This “review” is about the entire theatrical experience of this Macbeth at the Armory, not just the play, mostly because I could not see enough of the production to review it.  For this, Messrs. Branagh and Ashford are not forgiven.

What I can say is this --

  • Setting:  Cool. 
  • Staging:  Impossible to tell since we could not see.
  • Therefore, Direction:  Abysmal.
  • Acting probably good, but actors use their bodies as well as their voices, so as I could not see their bodies, my data is incomplete.

P.S. The following day, my friend Matthew got himself to Central Park at 6:30 in the morning, acquiring FREE seats for a marvelous production of Much Ado About Nothing directed by Jack O’Brien for the Public Theatre’s Shakespeare in the Park. (More on that anon.)  Free seats from which we could see the entire play, instead of $90 seats from which we could see Birnam Wood come to Dunsinane, but not much more. 

~ Molly Matera, recommending NO ONE EVER waste time or money going to see an alleged theatre piece at the Park Avenue Armory.


  1. One obstructed-view thumb up. As for me, I have never partially seen a better Lady Macbeth.

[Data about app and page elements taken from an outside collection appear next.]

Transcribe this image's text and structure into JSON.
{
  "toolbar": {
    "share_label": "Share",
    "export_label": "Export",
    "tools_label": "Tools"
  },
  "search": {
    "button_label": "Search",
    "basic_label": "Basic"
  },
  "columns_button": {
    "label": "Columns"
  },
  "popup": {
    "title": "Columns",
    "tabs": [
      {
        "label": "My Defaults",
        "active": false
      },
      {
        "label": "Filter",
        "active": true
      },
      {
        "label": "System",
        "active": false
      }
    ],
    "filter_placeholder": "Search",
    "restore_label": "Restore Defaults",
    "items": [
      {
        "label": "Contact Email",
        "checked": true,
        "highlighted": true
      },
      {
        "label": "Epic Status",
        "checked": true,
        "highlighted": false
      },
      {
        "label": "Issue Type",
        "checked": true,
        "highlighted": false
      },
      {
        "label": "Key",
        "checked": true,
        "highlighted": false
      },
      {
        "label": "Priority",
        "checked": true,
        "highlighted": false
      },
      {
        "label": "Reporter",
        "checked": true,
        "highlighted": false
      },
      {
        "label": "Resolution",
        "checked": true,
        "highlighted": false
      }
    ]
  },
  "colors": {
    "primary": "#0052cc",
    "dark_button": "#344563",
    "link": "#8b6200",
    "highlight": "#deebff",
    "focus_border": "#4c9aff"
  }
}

  2. Kingston did indeed capture the wild as well as the crazy, the passion and the growing fear.